Still, Kaine’s nomination could hearten civil libertarians, war opponents, people concerned about gun violence, and immigration reform advocates. He has complained often about the White House’s unilateral use of war powers, and was the first Virginia governor to oppose the death penalty. He has feuded endlessly with the National Rifle Association, which is headquartered in his state, and recently called the group a “paper tiger,” since its opposition has never been enough to defeat him. He also gave the first Senate floor speech in history to be delivered in Spanish, calling for passage of an immigration reform bill.
People who know both Kaine and Clinton saw him as a choice that would help Clinton across the board.
“He’s a tremendous asset on the ticket,” said Mo Elleithee, who runs the Georgetown Institute of Politics and Public Service, and who previously advised Kaine’s Senate campaign and Clinton’s 2008 White House run.
“If first and foremost, the vice president’s role is to be able to step in, you’re not going to find anyone better,” Elleithee said.
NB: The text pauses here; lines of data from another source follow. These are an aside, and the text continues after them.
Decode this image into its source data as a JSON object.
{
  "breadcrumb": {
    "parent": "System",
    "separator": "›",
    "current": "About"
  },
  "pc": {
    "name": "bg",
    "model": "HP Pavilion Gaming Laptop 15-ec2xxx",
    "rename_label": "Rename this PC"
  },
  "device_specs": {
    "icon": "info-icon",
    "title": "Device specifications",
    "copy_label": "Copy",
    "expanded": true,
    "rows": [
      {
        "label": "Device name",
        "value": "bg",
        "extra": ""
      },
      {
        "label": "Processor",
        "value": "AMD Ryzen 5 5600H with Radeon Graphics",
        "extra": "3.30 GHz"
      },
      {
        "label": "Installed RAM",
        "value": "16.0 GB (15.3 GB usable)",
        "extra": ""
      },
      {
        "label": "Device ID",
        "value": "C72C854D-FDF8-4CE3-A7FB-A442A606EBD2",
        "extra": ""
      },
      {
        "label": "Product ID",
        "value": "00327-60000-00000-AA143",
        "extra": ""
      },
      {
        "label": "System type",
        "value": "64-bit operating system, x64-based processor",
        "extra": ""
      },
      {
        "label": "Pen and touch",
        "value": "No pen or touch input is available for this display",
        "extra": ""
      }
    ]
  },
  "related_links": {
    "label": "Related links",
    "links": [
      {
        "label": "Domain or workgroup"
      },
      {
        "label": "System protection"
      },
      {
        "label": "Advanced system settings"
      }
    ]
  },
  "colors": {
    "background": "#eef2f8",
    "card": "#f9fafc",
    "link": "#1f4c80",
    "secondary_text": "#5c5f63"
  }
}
While some in the progressive wing look askance at a former Southern governor, suspecting a Democrat in name only, some hail Kaine as progressive in his bones.
“I can assure you as a native Virginian, this caricature doesn’t at all fit the man I’ve watched over nearly 20 years,” former MSNBC commentator Krystal Ball wrote in early July.
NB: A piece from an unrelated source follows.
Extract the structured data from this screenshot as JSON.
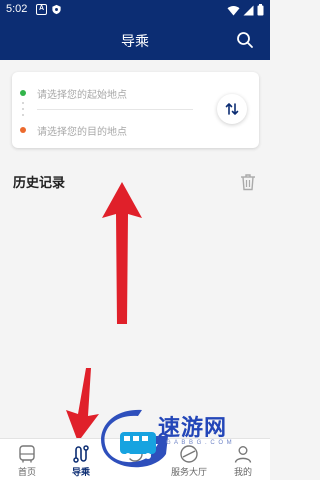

He’s also recently been more vocal on certain issues important for the Democratic base, including reproductive rights.
Elleithee noted that Kaine used to be called the most liberal governor in Virginia history, after doing mission work in Honduras and putting his Harvard law degree to work as a civil rights attorney.
“He’s a true progressive,” said Elleithee, who could see why Clinton was comfortable with Kaine’s campaign style.
Kaine not only knows how to connect with voters, but is able to attack an opponent without turning those voters off, winning over diverse groups in cities, suburbs and the countryside.
Elleithee recalls watching Kaine when he was running for Virginia’s lieutenant governor job in 2001, after the 9/11 attacks, and being astounded at how Kaine could launch a blistering attack on an opponent and still be liked by the audience.
“I remember one speech where he had the people eating out of his hands,” Elleithee said. “It wasn’t until later that I realized, oh, my God, he just ripped his opponent’s face off, but it didn’t feel like it.”
“He can be tough, but he does it in a way that actually draws people in,” Elleithee added.
Ultimately, Clinton seems to have made the assessment that such skills are exactly what she needs for a contest against someone like Trump.